START GIVEN RECORDS

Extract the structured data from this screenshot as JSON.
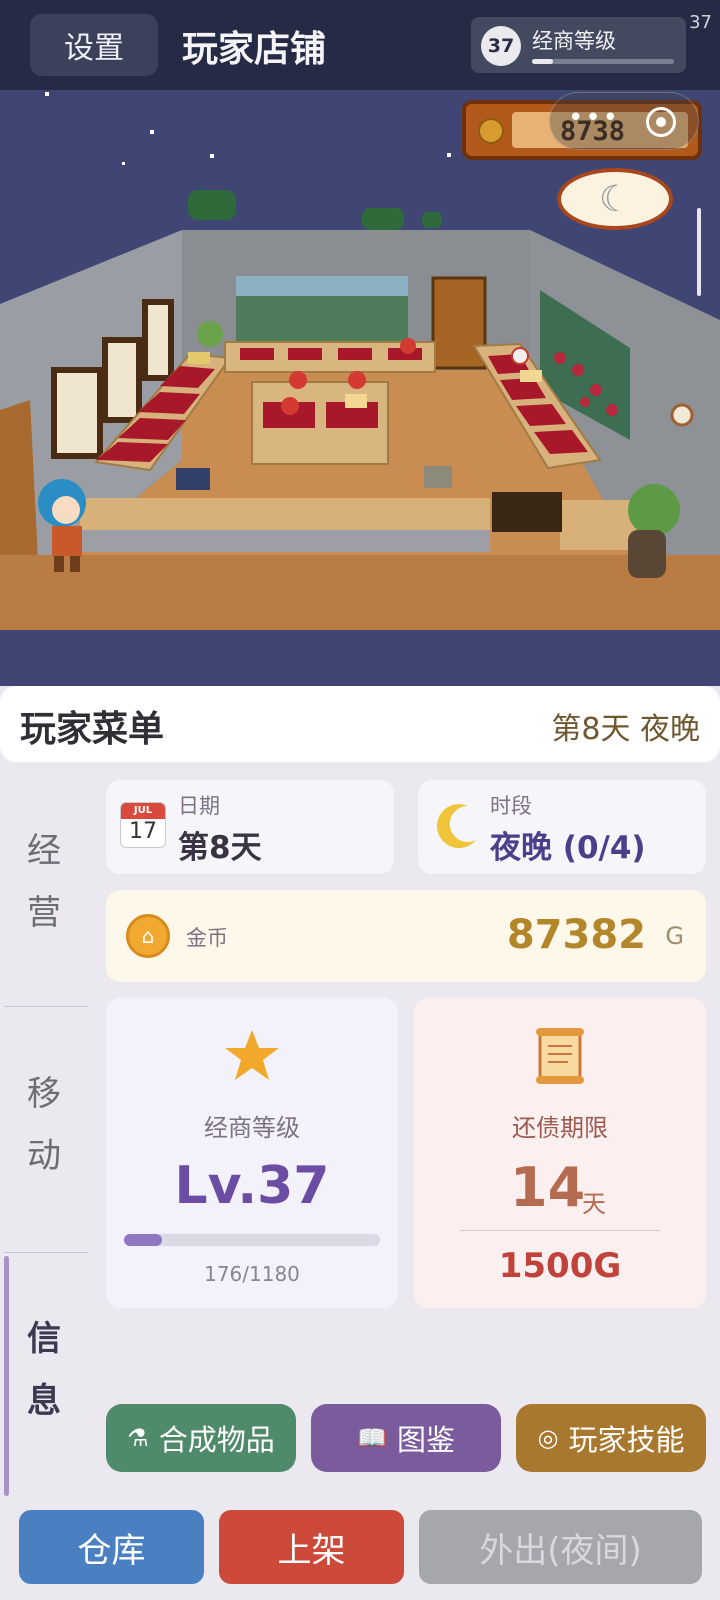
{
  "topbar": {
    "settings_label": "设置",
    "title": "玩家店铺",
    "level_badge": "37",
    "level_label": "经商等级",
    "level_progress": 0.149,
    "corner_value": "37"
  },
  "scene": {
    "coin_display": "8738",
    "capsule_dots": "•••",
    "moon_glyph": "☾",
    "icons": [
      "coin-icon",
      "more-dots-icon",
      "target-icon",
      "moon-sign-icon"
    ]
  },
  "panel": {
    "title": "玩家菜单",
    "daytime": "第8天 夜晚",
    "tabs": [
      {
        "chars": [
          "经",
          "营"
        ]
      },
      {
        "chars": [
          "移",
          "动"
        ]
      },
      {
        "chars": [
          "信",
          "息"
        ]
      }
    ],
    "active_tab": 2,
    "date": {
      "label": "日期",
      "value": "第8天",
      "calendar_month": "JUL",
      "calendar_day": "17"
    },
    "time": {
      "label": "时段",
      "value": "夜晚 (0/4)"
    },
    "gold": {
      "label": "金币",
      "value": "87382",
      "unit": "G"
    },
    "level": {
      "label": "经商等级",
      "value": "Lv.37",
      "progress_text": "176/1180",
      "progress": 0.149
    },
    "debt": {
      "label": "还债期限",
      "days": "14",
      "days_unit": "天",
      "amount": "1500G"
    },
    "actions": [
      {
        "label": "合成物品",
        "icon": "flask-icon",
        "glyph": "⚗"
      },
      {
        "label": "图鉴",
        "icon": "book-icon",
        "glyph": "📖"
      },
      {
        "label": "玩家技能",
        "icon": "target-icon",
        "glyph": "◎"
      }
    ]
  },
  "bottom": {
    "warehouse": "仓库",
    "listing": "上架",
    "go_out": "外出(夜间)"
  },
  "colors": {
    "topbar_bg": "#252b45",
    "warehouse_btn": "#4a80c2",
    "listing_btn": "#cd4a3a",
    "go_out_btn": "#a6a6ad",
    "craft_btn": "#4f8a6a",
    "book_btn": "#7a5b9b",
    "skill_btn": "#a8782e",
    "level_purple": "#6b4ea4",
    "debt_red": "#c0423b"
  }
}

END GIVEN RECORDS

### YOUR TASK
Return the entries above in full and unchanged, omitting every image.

### TASK RESULT
Extract the structured data from this screenshot as JSON.
{
  "topbar": {
    "settings_label": "设置",
    "title": "玩家店铺",
    "level_badge": "37",
    "level_label": "经商等级",
    "level_progress": 0.149,
    "corner_value": "37"
  },
  "scene": {
    "coin_display": "8738",
    "capsule_dots": "•••",
    "moon_glyph": "☾",
    "icons": [
      "coin-icon",
      "more-dots-icon",
      "target-icon",
      "moon-sign-icon"
    ]
  },
  "panel": {
    "title": "玩家菜单",
    "daytime": "第8天 夜晚",
    "tabs": [
      {
        "chars": [
          "经",
          "营"
        ]
      },
      {
        "chars": [
          "移",
          "动"
        ]
      },
      {
        "chars": [
          "信",
          "息"
        ]
      }
    ],
    "active_tab": 2,
    "date": {
      "label": "日期",
      "value": "第8天",
      "calendar_month": "JUL",
      "calendar_day": "17"
    },
    "time": {
      "label": "时段",
      "value": "夜晚 (0/4)"
    },
    "gold": {
      "label": "金币",
      "value": "87382",
      "unit": "G"
    },
    "level": {
      "label": "经商等级",
      "value": "Lv.37",
      "progress_text": "176/1180",
      "progress": 0.149
    },
    "debt": {
      "label": "还债期限",
      "days": "14",
      "days_unit": "天",
      "amount": "1500G"
    },
    "actions": [
      {
        "label": "合成物品",
        "icon": "flask-icon",
        "glyph": "⚗"
      },
      {
        "label": "图鉴",
        "icon": "book-icon",
        "glyph": "📖"
      },
      {
        "label": "玩家技能",
        "icon": "target-icon",
        "glyph": "◎"
      }
    ]
  },
  "bottom": {
    "warehouse": "仓库",
    "listing": "上架",
    "go_out": "外出(夜间)"
  },
  "colors": {
    "topbar_bg": "#252b45",
    "warehouse_btn": "#4a80c2",
    "listing_btn": "#cd4a3a",
    "go_out_btn": "#a6a6ad",
    "craft_btn": "#4f8a6a",
    "book_btn": "#7a5b9b",
    "skill_btn": "#a8782e",
    "level_purple": "#6b4ea4",
    "debt_red": "#c0423b"
  }
}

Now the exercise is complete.